I am a winner who’s probably gonna win again. Giancarlo, forgive me! Giancarlo, forgive me! So many swings I don’t understand. Sometimes I need to stream Tommy Milone. Mitch don’t kill my vibe! Mitch don’t kill my vibe! I can feel your energy while Judge hits homers two planets away. I got my drink, I got my music. I would share it, but today I’m yelling. Mitch don’t kill my vibe! Mitch don’t kill my vibe! (repeat 2x) Yesterday, Mitch Haniger (2-for-4, 3 RBIs) hit his 15th and 16th homers, and now has 4 homers in the last nine games. He even has a steal, and his run game got the whole world talkin’. King Kunta. Oops, wrong Kendrick Lamar song. If you need help this final week, grab this *itch. Anyway, here’s what else I saw yesterday in fantasy baseball:Please, blog, may I have some more?
Tim Anderson is a guy that I would glance at earlier in the season and then move on with my life and with our beloved Top 100. He is a nice young player and all, but he wasn’t spongeworthy. Now, though, we’re in the last couple weeks of the season, and homeboy is lighting it up. And more than just hitting, TA is running wild. He has six stolen bases in his last seven games after not running much at all this year, so he is providing SAGNOF value, as well.

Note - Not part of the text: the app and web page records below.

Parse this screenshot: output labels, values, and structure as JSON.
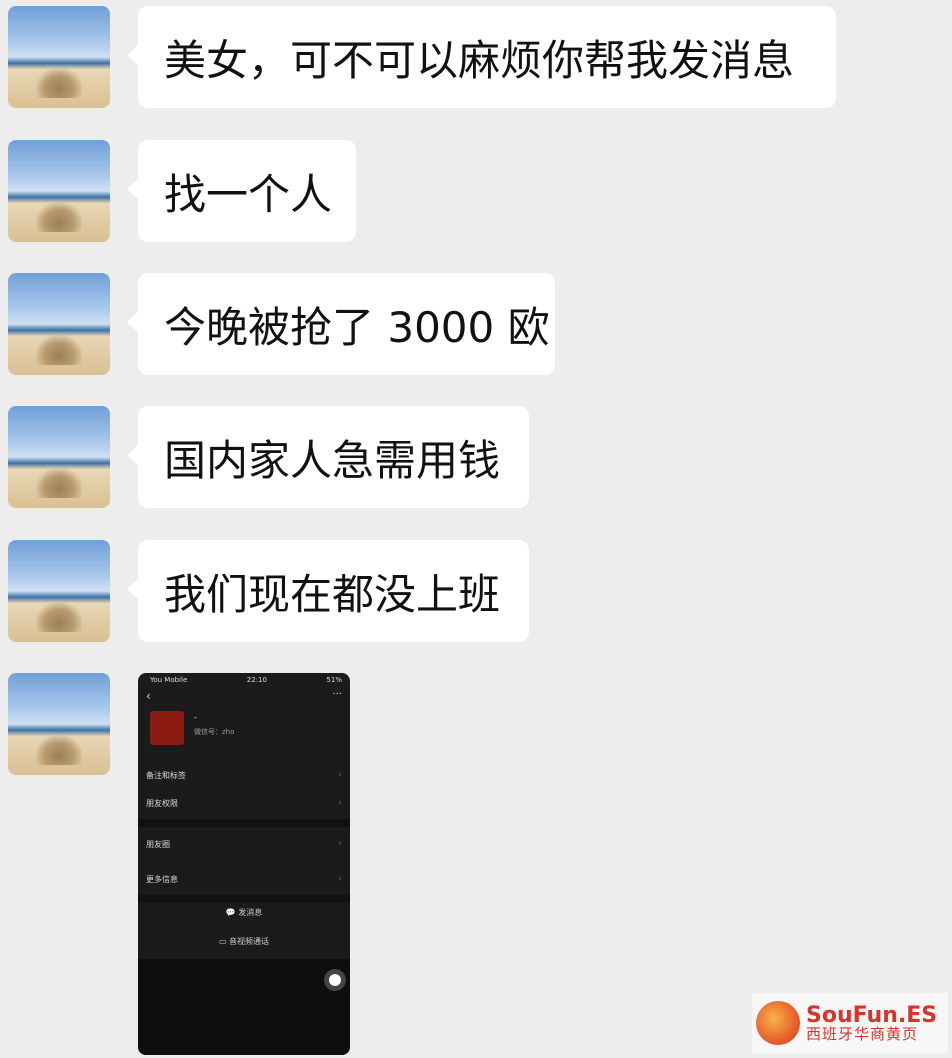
{
  "messages": [
    {
      "type": "text",
      "text": "美女，可不可以麻烦你帮我发消息"
    },
    {
      "type": "text",
      "text": "找一个人"
    },
    {
      "type": "text",
      "text": "今晚被抢了 3000 欧"
    },
    {
      "type": "text",
      "text": "国内家人急需用钱"
    },
    {
      "type": "text",
      "text": "我们现在都没上班"
    }
  ],
  "avatar_icon": "beach-sandcastle-avatar",
  "screenshot": {
    "carrier": "You Mobile",
    "time": "22:10",
    "battery": "51%",
    "back_icon": "‹",
    "more_icon": "···",
    "name": "-",
    "wechat_id": "微信号：zho",
    "rows": [
      "备注和标签",
      "朋友权限",
      "朋友圈",
      "更多信息"
    ],
    "actions": [
      "发消息",
      "音视频通话"
    ],
    "message_icon": "💬",
    "video_icon": "▭"
  },
  "watermark": {
    "line1": "SouFun.ES",
    "line2": "西班牙华商黄页"
  }
}
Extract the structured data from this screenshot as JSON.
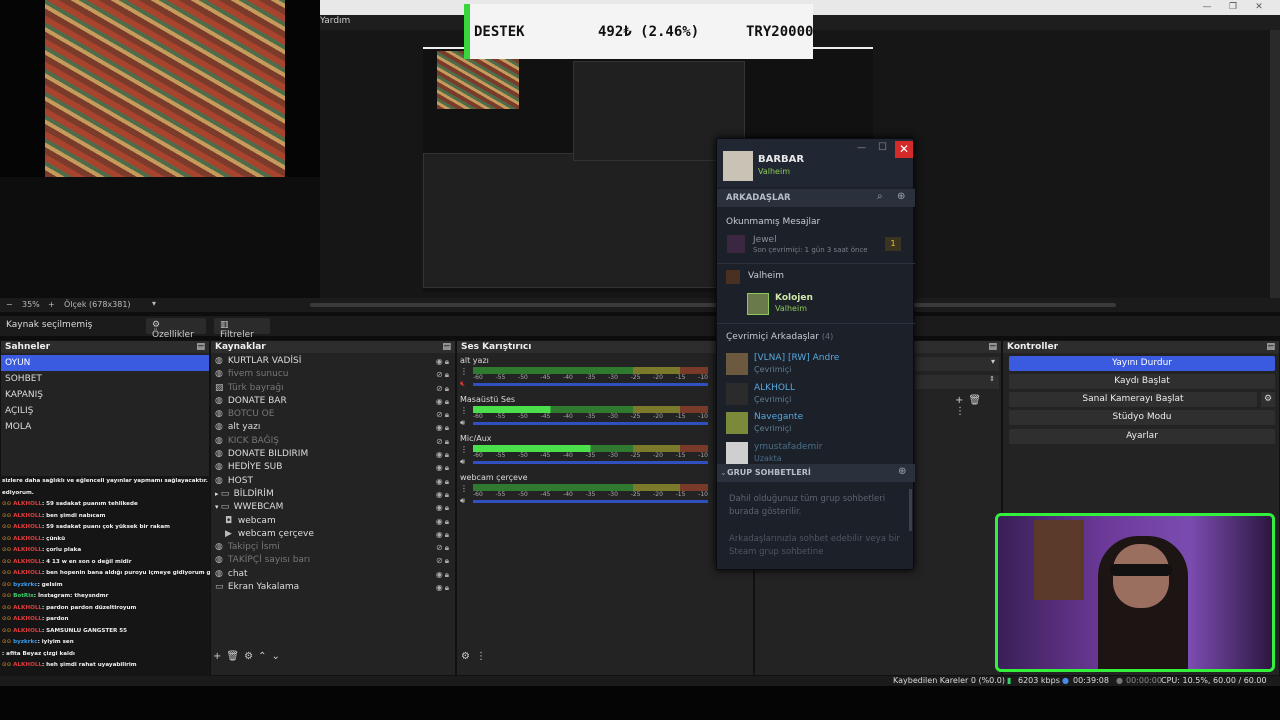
{
  "menu": {
    "help": "Yardım"
  },
  "donation": {
    "label": "DESTEK",
    "progress": "492₺ (2.46%)",
    "goal": "TRY20000"
  },
  "scalebar": {
    "zoom": "35%",
    "scale": "Ölçek (678x381)",
    "minus": "−",
    "plus": "+"
  },
  "source_bar": {
    "none_selected": "Kaynak seçilmemiş",
    "properties": "Özellikler",
    "filters": "Filtreler"
  },
  "scenes": {
    "title": "Sahneler",
    "items": [
      {
        "label": "OYUN",
        "selected": true
      },
      {
        "label": "SOHBET"
      },
      {
        "label": "KAPANIŞ"
      },
      {
        "label": "AÇILIŞ"
      },
      {
        "label": "MOLA"
      }
    ]
  },
  "sources": {
    "title": "Kaynaklar",
    "items": [
      {
        "label": "KURTLAR VADİSİ",
        "icon": "globe"
      },
      {
        "label": "fivem sunucu",
        "icon": "globe",
        "dim": true
      },
      {
        "label": "Türk bayrağı",
        "icon": "image",
        "dim": true
      },
      {
        "label": "DONATE BAR",
        "icon": "globe"
      },
      {
        "label": "BOTCU OE",
        "icon": "globe",
        "dim": true
      },
      {
        "label": "alt yazı",
        "icon": "globe"
      },
      {
        "label": "KICK BAĞIŞ",
        "icon": "globe",
        "dim": true
      },
      {
        "label": "DONATE BILDIRIM",
        "icon": "globe"
      },
      {
        "label": "HEDİYE SUB",
        "icon": "globe"
      },
      {
        "label": "HOST",
        "icon": "globe"
      },
      {
        "label": "BİLDİRİM",
        "icon": "folder",
        "group": "closed"
      },
      {
        "label": "WWEBCAM",
        "icon": "folder",
        "group": "open"
      },
      {
        "label": "webcam",
        "icon": "camera",
        "indent": true
      },
      {
        "label": "webcam çerçeve",
        "icon": "play",
        "indent": true
      },
      {
        "label": "Takipçi İsmi",
        "icon": "globe",
        "dim": true
      },
      {
        "label": "TAKİPÇİ sayısı barı",
        "icon": "globe",
        "dim": true
      },
      {
        "label": "chat",
        "icon": "globe"
      },
      {
        "label": "Ekran Yakalama",
        "icon": "monitor"
      }
    ]
  },
  "mixer": {
    "title": "Ses Karıştırıcı",
    "ticks": [
      "-60",
      "-55",
      "-50",
      "-45",
      "-40",
      "-35",
      "-30",
      "-25",
      "-20",
      "-15",
      "-10"
    ],
    "channels": [
      {
        "name": "alt yazı",
        "level": 0,
        "muted": true
      },
      {
        "name": "Masaüstü Ses",
        "level": 0.33
      },
      {
        "name": "Mic/Aux",
        "level": 0.5
      },
      {
        "name": "webcam çerçeve",
        "level": 0
      }
    ]
  },
  "controls": {
    "title": "Kontroller",
    "buttons": [
      "Yayını Durdur",
      "Kaydı Başlat",
      "Sanal Kamerayı Başlat",
      "Stüdyo Modu",
      "Ayarlar"
    ]
  },
  "chat": [
    {
      "user": "",
      "text": "sizlere daha sağlıklı ve eğlenceli yayınlar yapmamı sağlayacaktır. Şimdiden teşekkür",
      "cls": "m"
    },
    {
      "user": "",
      "text": "ediyorum.",
      "cls": "m"
    },
    {
      "user": "ALKHOLL",
      "text": ": 59 sadakat puanım tehlikede",
      "cls": "u-red"
    },
    {
      "user": "ALKHOLL",
      "text": ": ben şimdi nabıcam",
      "cls": "u-red"
    },
    {
      "user": "ALKHOLL",
      "text": ": 59 sadakat puanı çok yüksek bir rakam",
      "cls": "u-red"
    },
    {
      "user": "ALKHOLL",
      "text": ": çünkü",
      "cls": "u-red"
    },
    {
      "user": "ALKHOLL",
      "text": ": çorlu plaka",
      "cls": "u-red"
    },
    {
      "user": "ALKHOLL",
      "text": ": 4 13 w en son o değil midir",
      "cls": "u-red"
    },
    {
      "user": "ALKHOLL",
      "text": ": ben hopenin bana aldığı puroyu içmeye gidiyorum gelecem",
      "cls": "u-red"
    },
    {
      "user": "byzkrkc",
      "text": ": gelsim",
      "cls": "u-blue"
    },
    {
      "user": "BotRix",
      "text": ": İnstagram: theysndmr",
      "cls": "u-green"
    },
    {
      "user": "ALKHOLL",
      "text": ": pardon pardon düzeltiroyum",
      "cls": "u-red"
    },
    {
      "user": "ALKHOLL",
      "text": ": pardon",
      "cls": "u-red"
    },
    {
      "user": "ALKHOLL",
      "text": ": SAMSUNLU GANGSTER 55",
      "cls": "u-red"
    },
    {
      "user": "byzkrkc",
      "text": ": iyiyim sen",
      "cls": "u-blue"
    },
    {
      "user": "",
      "text": ": afita Beyaz çizgi kaldı",
      "cls": "u-red"
    },
    {
      "user": "ALKHOLL",
      "text": ": heh şimdi rahat uyayabilirim",
      "cls": "u-red"
    }
  ],
  "steam": {
    "user": "BARBAR",
    "user_game": "Valheim",
    "friends_label": "ARKADAŞLAR",
    "unread_title": "Okunmamış Mesajlar",
    "unread_name": "Jewel",
    "unread_sub": "Son çevrimiçi: 1 gün 3 saat önce",
    "unread_count": "1",
    "game_group": "Valheim",
    "game_friend": "Kolojen",
    "game_friend_game": "Valheim",
    "online_title": "Çevrimiçi Arkadaşlar",
    "online_count": "(4)",
    "online": [
      {
        "name": "[VLNA] [RW] Andre",
        "status": "Çevrimiçi"
      },
      {
        "name": "ALKHOLL",
        "status": "Çevrimiçi"
      },
      {
        "name": "Navegante",
        "status": "Çevrimiçi"
      },
      {
        "name": "ymustafademir",
        "status": "Uzakta"
      }
    ],
    "group_title": "GRUP SOHBETLERİ",
    "group_text1": "Dahil olduğunuz tüm grup sohbetleri burada gösterilir.",
    "group_text2": "Arkadaşlarınızla sohbet edebilir veya bir Steam grup sohbetine"
  },
  "status": {
    "dropped": "Kaybedilen Kareler 0 (%0.0)",
    "bitrate": "6203 kbps",
    "live_time": "00:39:08",
    "rec_time": "00:00:00",
    "cpu": "CPU: 10.5%, 60.00 / 60.00 FPS"
  },
  "colors": {
    "accent": "#3a5ae0",
    "steam_bg": "#1b2029",
    "cam_border": "#33f03a",
    "donation_bar": "#38d63a"
  }
}
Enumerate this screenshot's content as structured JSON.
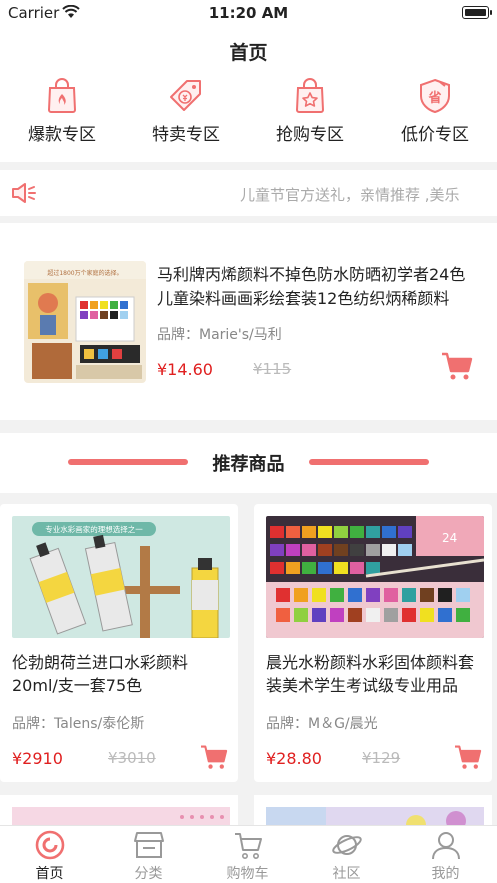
{
  "status_bar": {
    "carrier": "Carrier",
    "time": "11:20 AM"
  },
  "nav": {
    "title": "首页"
  },
  "categories": [
    {
      "label": "爆款专区",
      "icon": "hot-bag-icon"
    },
    {
      "label": "特卖专区",
      "icon": "price-tag-icon"
    },
    {
      "label": "抢购专区",
      "icon": "star-bag-icon"
    },
    {
      "label": "低价专区",
      "icon": "shield-discount-icon"
    }
  ],
  "notice": {
    "text": "儿童节官方送礼，亲情推荐 ,美乐"
  },
  "featured": {
    "name": "马利牌丙烯颜料不掉色防水防晒初学者24色儿童染料画画彩绘套装12色纺织炳稀颜料",
    "brand": "品牌：Marie's/马利",
    "price": "¥14.60",
    "old_price": "¥115",
    "image_text": "超过1800万个家庭的选择。"
  },
  "section": {
    "title": "推荐商品"
  },
  "products": [
    {
      "name": "伦勃朗荷兰进口水彩颜料20ml/支一套75色",
      "brand": "品牌：Talens/泰伦斯",
      "price": "¥2910",
      "old_price": "¥3010",
      "image_text": "专业水彩画家的理想选择之一"
    },
    {
      "name": "晨光水粉颜料水彩固体颜料套装美术学生考试级专业用品",
      "brand": "品牌：M＆G/晨光",
      "price": "¥28.80",
      "old_price": "¥129",
      "image_text": "24"
    }
  ],
  "tabs": [
    {
      "label": "首页",
      "icon": "home-icon",
      "active": true
    },
    {
      "label": "分类",
      "icon": "category-icon",
      "active": false
    },
    {
      "label": "购物车",
      "icon": "cart-icon",
      "active": false
    },
    {
      "label": "社区",
      "icon": "planet-icon",
      "active": false
    },
    {
      "label": "我的",
      "icon": "user-icon",
      "active": false
    }
  ],
  "colors": {
    "accent": "#f07070",
    "price": "#e02020"
  }
}
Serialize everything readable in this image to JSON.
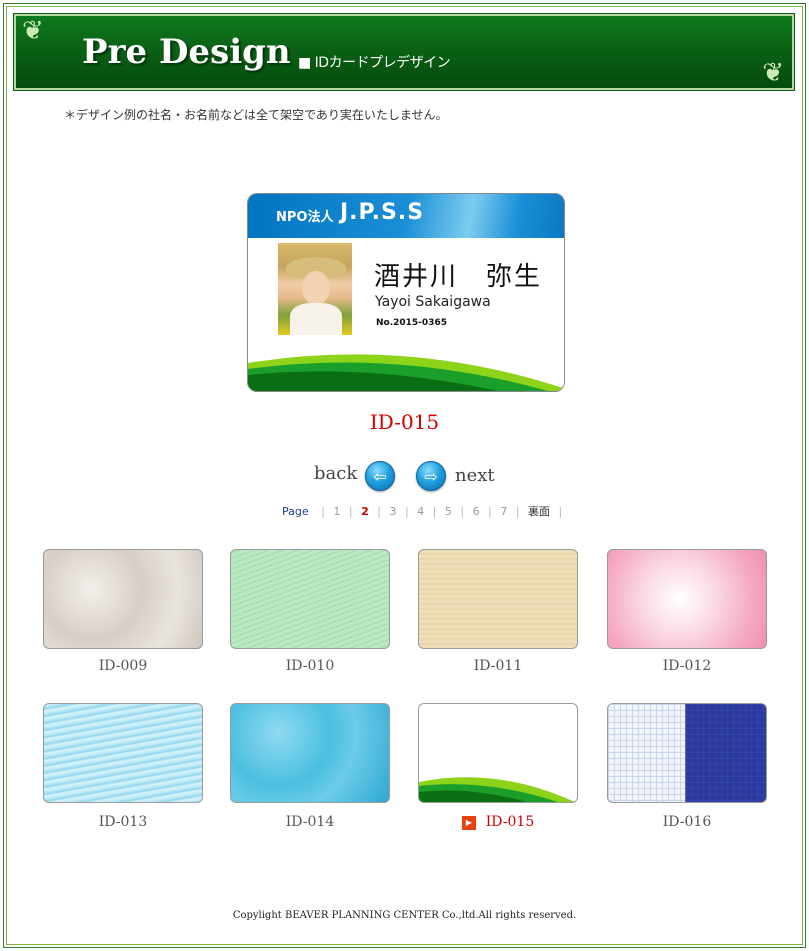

Anderson has been so hot that he is your PR15 king this week, with a 17.18 rating. That stretch of games only includes two home runs, which should give you an idea of just how hot he has been at the plate in order to be able to record a 17+ PR15 with only two long dongs. Our boy is hitting everything in sight and swiping bags now.
If you are battling down the stretch in roto leagues, Anderson can help you while providing some SAGNOF. If you are battling it out in weekly H2H league playoffs, though, he doesn’t have the same kind of appeal. IF (read: big IF) he stays hot, he will help across the board except for power and possibly RBI, while helping with AVG, R, and potentially SB. Compared to the standard stiff on the waiver wires, he looks like a stud. But in terms of cross-category production and overall value, he does have a pretty low ceiling. Grab him for the hot streak, but don’t drop anyone of value for him if you can help it.Please, blog, may I have some more?